— Exercise requirements —
Repeat every record exactly, but omit the images.

— Material provided —
■ ■ ■ ■ ■ ■ ■

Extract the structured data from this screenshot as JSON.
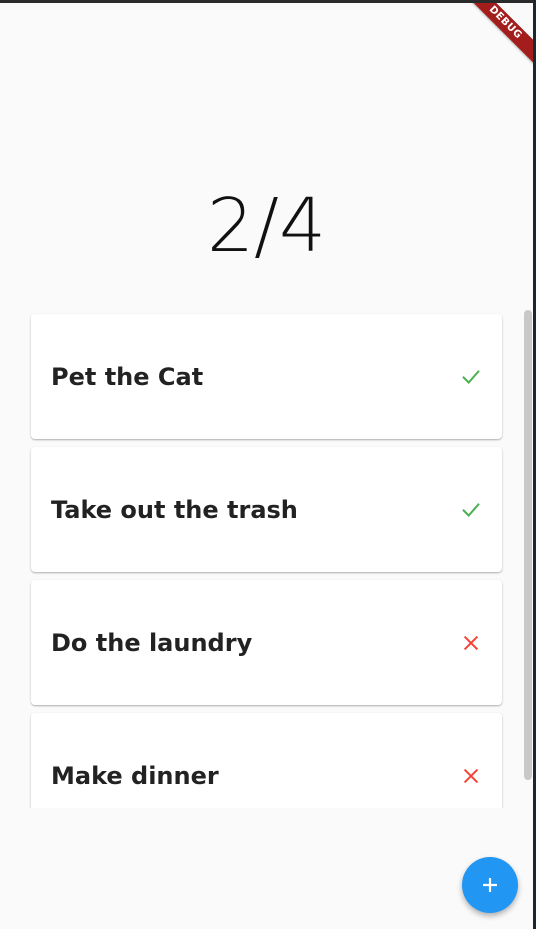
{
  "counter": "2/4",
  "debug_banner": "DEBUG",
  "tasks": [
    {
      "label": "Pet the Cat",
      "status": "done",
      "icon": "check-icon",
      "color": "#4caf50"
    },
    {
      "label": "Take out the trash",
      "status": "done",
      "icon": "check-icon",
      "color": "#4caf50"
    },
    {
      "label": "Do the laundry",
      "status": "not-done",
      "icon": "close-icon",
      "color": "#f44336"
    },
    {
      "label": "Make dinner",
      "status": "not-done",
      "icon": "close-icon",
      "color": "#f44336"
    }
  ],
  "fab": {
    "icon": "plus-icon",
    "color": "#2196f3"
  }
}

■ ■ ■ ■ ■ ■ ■

— Finished task —
Extract the structured data from this screenshot as JSON.
{
  "counter": "2/4",
  "debug_banner": "DEBUG",
  "tasks": [
    {
      "label": "Pet the Cat",
      "status": "done",
      "icon": "check-icon",
      "color": "#4caf50"
    },
    {
      "label": "Take out the trash",
      "status": "done",
      "icon": "check-icon",
      "color": "#4caf50"
    },
    {
      "label": "Do the laundry",
      "status": "not-done",
      "icon": "close-icon",
      "color": "#f44336"
    },
    {
      "label": "Make dinner",
      "status": "not-done",
      "icon": "close-icon",
      "color": "#f44336"
    }
  ],
  "fab": {
    "icon": "plus-icon",
    "color": "#2196f3"
  }
}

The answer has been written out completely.